According to the Fair Labor Standards Act, there’s a few criteria an unpaid internship must meet to be legally acceptable:

  • It must give educational training.
  • It must be for the benefit of the intern.
  • It can’t displace regular employees.
  • It can’t give your employer a competitive advantage.
  • It isn’t a lengthy try-out for a full-time job.
  • Everybody involved has to know and agree to the fact that there’s no paycheck.

As you can see, a few of these definitions are more than a little fuzzy. (Though keep in mind the phrasing used is mine.) Every job benefits the worker on some level, even if it’s just another line you can put on a resume, so I’m not sure how even the most mind-numbing internship would fall short of that requirement. Also, every intern does work that ties back into the objectives of the company somehow, otherwise no company would hire interns. So while “displacing employees” and “competitive advantage” might be a little strong, in one way or another all interns will be doing work that someone else could be doing. That being said, these vague rules are probably about as fair as they can be, considering the already vague definition of the word “internship.”

So should companies pay for internships or not? It’s a tough question. The classic anti-unpaid argument is that unpaid internships only offer opportunities for employees financially stable enough to work for free. Therefore, if an internship is the expected entry point to a career, that career is only available to people in good socioeconomic standing.

But, fair or unfair, how is that different from any form of higher education? At least an intern doesn’t have to pay the company in anything other than time. Sure, college students can take out loans, but that just leaves them saddled with debt. Either way, isn’t the ultimate objective of both the same: to gain the experience and credentials to help launch your career?

The summer between my junior and senior year of college, I took an internship with a newspaper. It didn’t pay and I couldn’t use it for credit. Still, I’m happy I did it. It gave me a major leg-up when looking for entry-level positions after graduation. It got me my first job. But I also only did it for two and a half months.
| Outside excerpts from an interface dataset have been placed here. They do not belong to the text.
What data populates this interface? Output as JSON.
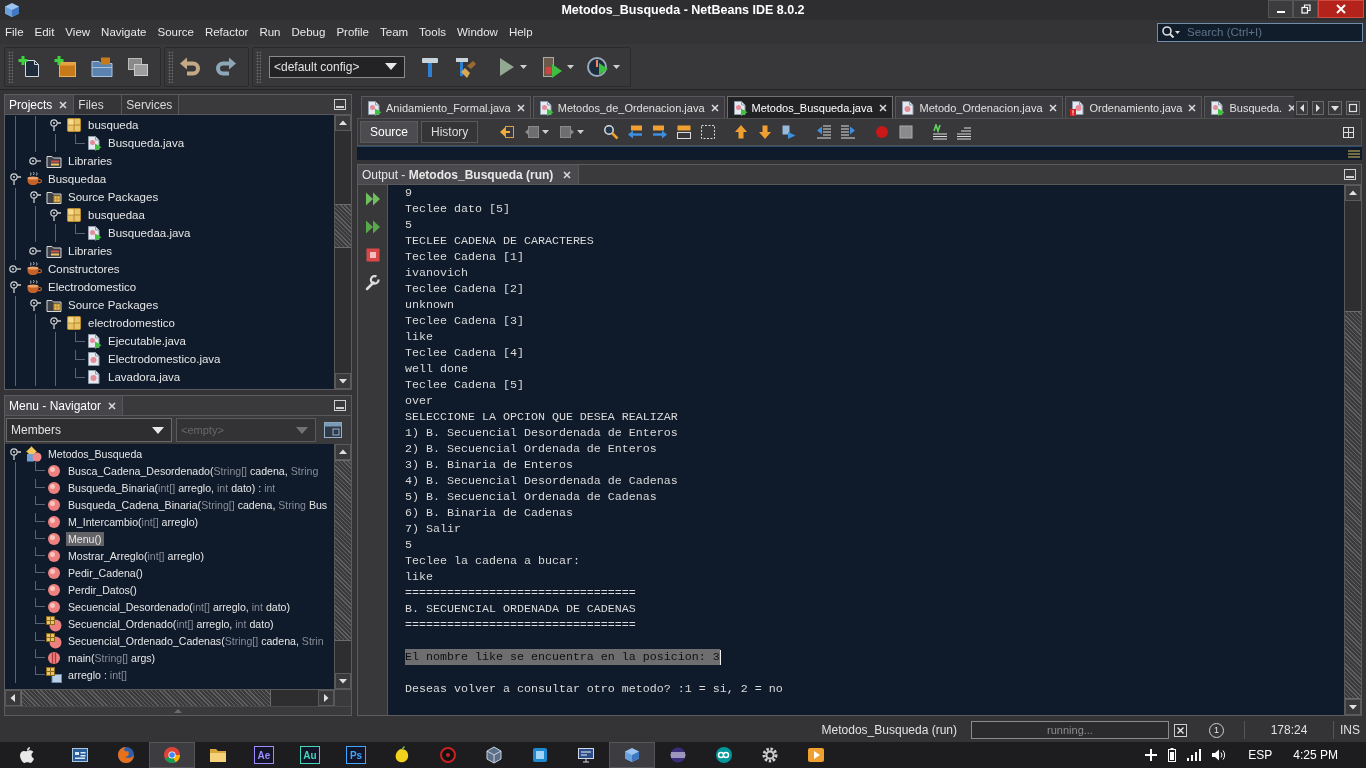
{
  "window": {
    "title": "Metodos_Busqueda - NetBeans IDE 8.0.2"
  },
  "menu": [
    "File",
    "Edit",
    "View",
    "Navigate",
    "Source",
    "Refactor",
    "Run",
    "Debug",
    "Profile",
    "Team",
    "Tools",
    "Window",
    "Help"
  ],
  "search": {
    "placeholder": "Search (Ctrl+I)"
  },
  "toolbar": {
    "config": "<default config>"
  },
  "projects_panel": {
    "tabs": [
      {
        "label": "Projects",
        "selected": true
      },
      {
        "label": "Files",
        "selected": false
      },
      {
        "label": "Services",
        "selected": false
      }
    ],
    "tree": [
      {
        "children": [
          {
            "children": [
              {
                "label": "busqueda",
                "kind": "package",
                "expanded": true,
                "children": [
                  {
                    "label": "Busqueda.java",
                    "kind": "main-class"
                  }
                ]
              }
            ]
          },
          {
            "label": "Libraries",
            "kind": "library",
            "expanded": false
          }
        ]
      },
      {
        "label": "Busquedaa",
        "kind": "project",
        "expanded": true,
        "children": [
          {
            "label": "Source Packages",
            "kind": "source-root",
            "expanded": true,
            "children": [
              {
                "label": "busquedaa",
                "kind": "package",
                "expanded": true,
                "children": [
                  {
                    "label": "Busquedaa.java",
                    "kind": "main-class"
                  }
                ]
              }
            ]
          },
          {
            "label": "Libraries",
            "kind": "library",
            "expanded": false
          }
        ]
      },
      {
        "label": "Constructores",
        "kind": "project",
        "expanded": false
      },
      {
        "label": "Electrodomestico",
        "kind": "project",
        "expanded": true,
        "children": [
          {
            "label": "Source Packages",
            "kind": "source-root",
            "expanded": true,
            "children": [
              {
                "label": "electrodomestico",
                "kind": "package",
                "expanded": true,
                "children": [
                  {
                    "label": "Ejecutable.java",
                    "kind": "main-class"
                  },
                  {
                    "label": "Electrodomestico.java",
                    "kind": "class"
                  },
                  {
                    "label": "Lavadora.java",
                    "kind": "class"
                  }
                ]
              }
            ]
          }
        ]
      }
    ]
  },
  "navigator": {
    "title": "Menu - Navigator",
    "filter": "Members",
    "secondary_filter": {
      "value": "<empty>",
      "disabled": true
    },
    "tree": [
      {
        "kind": "class",
        "expanded": true,
        "selected": false,
        "parts": [
          {
            "text": "Metodos_Busqueda",
            "muted": false
          }
        ],
        "children": [
          {
            "kind": "method",
            "selected": false,
            "parts": [
              {
                "text": "Busca_Cadena_Desordenado(",
                "muted": false
              },
              {
                "text": "String[]",
                "muted": true
              },
              {
                "text": " cadena, ",
                "muted": false
              },
              {
                "text": "String",
                "muted": true
              }
            ]
          },
          {
            "kind": "method",
            "selected": false,
            "parts": [
              {
                "text": "Busqueda_Binaria(",
                "muted": false
              },
              {
                "text": "int[]",
                "muted": true
              },
              {
                "text": " arreglo, ",
                "muted": false
              },
              {
                "text": "int",
                "muted": true
              },
              {
                "text": " dato) : ",
                "muted": false
              },
              {
                "text": "int",
                "muted": true
              }
            ]
          },
          {
            "kind": "method",
            "selected": false,
            "parts": [
              {
                "text": "Busqueda_Cadena_Binaria(",
                "muted": false
              },
              {
                "text": "String[]",
                "muted": true
              },
              {
                "text": " cadena, ",
                "muted": false
              },
              {
                "text": "String",
                "muted": true
              },
              {
                "text": " Bus",
                "muted": false
              }
            ]
          },
          {
            "kind": "method",
            "selected": false,
            "parts": [
              {
                "text": "M_Intercambio(",
                "muted": false
              },
              {
                "text": "int[]",
                "muted": true
              },
              {
                "text": " arreglo)",
                "muted": false
              }
            ]
          },
          {
            "kind": "method",
            "selected": true,
            "parts": [
              {
                "text": "Menu()",
                "muted": false
              }
            ]
          },
          {
            "kind": "method",
            "selected": false,
            "parts": [
              {
                "text": "Mostrar_Arreglo(",
                "muted": false
              },
              {
                "text": "int[]",
                "muted": true
              },
              {
                "text": " arreglo)",
                "muted": false
              }
            ]
          },
          {
            "kind": "method",
            "selected": false,
            "parts": [
              {
                "text": "Pedir_Cadena()",
                "muted": false
              }
            ]
          },
          {
            "kind": "method",
            "selected": false,
            "parts": [
              {
                "text": "Perdir_Datos()",
                "muted": false
              }
            ]
          },
          {
            "kind": "method",
            "selected": false,
            "parts": [
              {
                "text": "Secuencial_Desordenado(",
                "muted": false
              },
              {
                "text": "int[]",
                "muted": true
              },
              {
                "text": " arreglo, ",
                "muted": false
              },
              {
                "text": "int",
                "muted": true
              },
              {
                "text": " dato)",
                "muted": false
              }
            ]
          },
          {
            "kind": "static-method",
            "selected": false,
            "parts": [
              {
                "text": "Secuencial_Ordenado(",
                "muted": false
              },
              {
                "text": "int[]",
                "muted": true
              },
              {
                "text": " arreglo, ",
                "muted": false
              },
              {
                "text": "int",
                "muted": true
              },
              {
                "text": " dato)",
                "muted": false
              }
            ]
          },
          {
            "kind": "static-method",
            "selected": false,
            "parts": [
              {
                "text": "Secuencial_Ordenado_Cadenas(",
                "muted": false
              },
              {
                "text": "String[]",
                "muted": true
              },
              {
                "text": " cadena, ",
                "muted": false
              },
              {
                "text": "Strin",
                "muted": true
              }
            ]
          },
          {
            "kind": "main-method",
            "selected": false,
            "parts": [
              {
                "text": "main(",
                "muted": false
              },
              {
                "text": "String[]",
                "muted": true
              },
              {
                "text": " args)",
                "muted": false
              }
            ]
          },
          {
            "kind": "static-field",
            "selected": false,
            "parts": [
              {
                "text": "arreglo : ",
                "muted": false
              },
              {
                "text": "int[]",
                "muted": true
              }
            ]
          }
        ]
      }
    ]
  },
  "editor": {
    "tabs": [
      {
        "label": "Anidamiento_Formal.java",
        "kind": "main-class",
        "selected": false
      },
      {
        "label": "Metodos_de_Ordenacion.java",
        "kind": "main-class",
        "selected": false
      },
      {
        "label": "Metodos_Busqueda.java",
        "kind": "main-class",
        "selected": true
      },
      {
        "label": "Metodo_Ordenacion.java",
        "kind": "class",
        "selected": false
      },
      {
        "label": "Ordenamiento.java",
        "kind": "error-class",
        "selected": false
      },
      {
        "label": "Busqueda.",
        "kind": "main-class",
        "selected": false
      }
    ],
    "views": [
      {
        "label": "Source",
        "selected": true
      },
      {
        "label": "History",
        "selected": false
      }
    ]
  },
  "output": {
    "title": "Output - **Metodos_Busqueda (run)**",
    "blocks": [
      {
        "selected": false,
        "lines": [
          "9",
          "Teclee dato [5]",
          "5",
          "TECLEE CADENA DE CARACTERES",
          "Teclee Cadena [1]",
          "ivanovich",
          "Teclee Cadena [2]",
          "unknown",
          "Teclee Cadena [3]",
          "like",
          "Teclee Cadena [4]",
          "well done",
          "Teclee Cadena [5]",
          "over",
          "SELECCIONE LA OPCION QUE DESEA REALIZAR",
          "1) B. Secuencial Desordenada de Enteros",
          "2) B. Secuencial Ordenada de Enteros",
          "3) B. Binaria de Enteros",
          "4) B. Secuencial Desordenada de Cadenas",
          "5) B. Secuencial Ordenada de Cadenas",
          "6) B. Binaria de Cadenas",
          "7) Salir",
          "5",
          "Teclee la cadena a bucar:",
          "like",
          "=================================",
          "B. SECUENCIAL ORDENADA DE CADENAS",
          "================================="
        ]
      },
      {
        "selected": true,
        "lines": [
          "El nombre like se encuentra en la posicion: 3"
        ]
      },
      {
        "selected": false,
        "lines": [
          "Deseas volver a consultar otro metodo? :1 = si, 2 = no"
        ]
      }
    ]
  },
  "status_bar": {
    "task": "Metodos_Busqueda (run)",
    "progress": "running...",
    "notifications": "1",
    "position": "178:24",
    "mode": "INS"
  },
  "taskbar": {
    "apps": [
      {
        "kind": "window",
        "selected": false
      },
      {
        "kind": "globe",
        "selected": false
      },
      {
        "kind": "ring",
        "selected": true
      },
      {
        "kind": "folder",
        "selected": false
      },
      {
        "kind": "tile",
        "label": "Ae",
        "color": "#9d8cff",
        "selected": false
      },
      {
        "kind": "tile",
        "label": "Au",
        "color": "#3fd8b8",
        "selected": false
      },
      {
        "kind": "tile",
        "label": "Ps",
        "color": "#3ea8ff",
        "selected": false
      },
      {
        "kind": "fruit",
        "selected": false
      },
      {
        "kind": "disc",
        "selected": false
      },
      {
        "kind": "wire-cube",
        "selected": false
      },
      {
        "kind": "square",
        "selected": false
      },
      {
        "kind": "monitor",
        "selected": false
      },
      {
        "kind": "cube",
        "selected": true
      },
      {
        "kind": "sphere",
        "selected": false
      },
      {
        "kind": "infinity",
        "selected": false
      },
      {
        "kind": "gear",
        "selected": false
      },
      {
        "kind": "play",
        "selected": false
      }
    ],
    "language": "ESP",
    "time": "4:25 PM"
  }
}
Long enough to get what I needed: experience and recommendations.

I have no doubt that there are a lot of businesses out there exploiting their interns as a source of cheap (or free) labor. But interns should keep in mind that they might be able to exploit those businesses too. Find the business that will give you experiences you can use as future leverage.

The key deciding factor should not be money, but should be variety. If the internship is just repeatedly doing a single, simple, and boring task, it’s not probably not worth doing. If the internship means you get to be shoved into a dozen different bottom-level tasks, then there’s educational value, as well as a dozen new things you can put on a resume and spin into something bigger during future interviews.

Follow

Get every new post delivered to your Inbox.

Join 59 other followers

%d bloggers like this: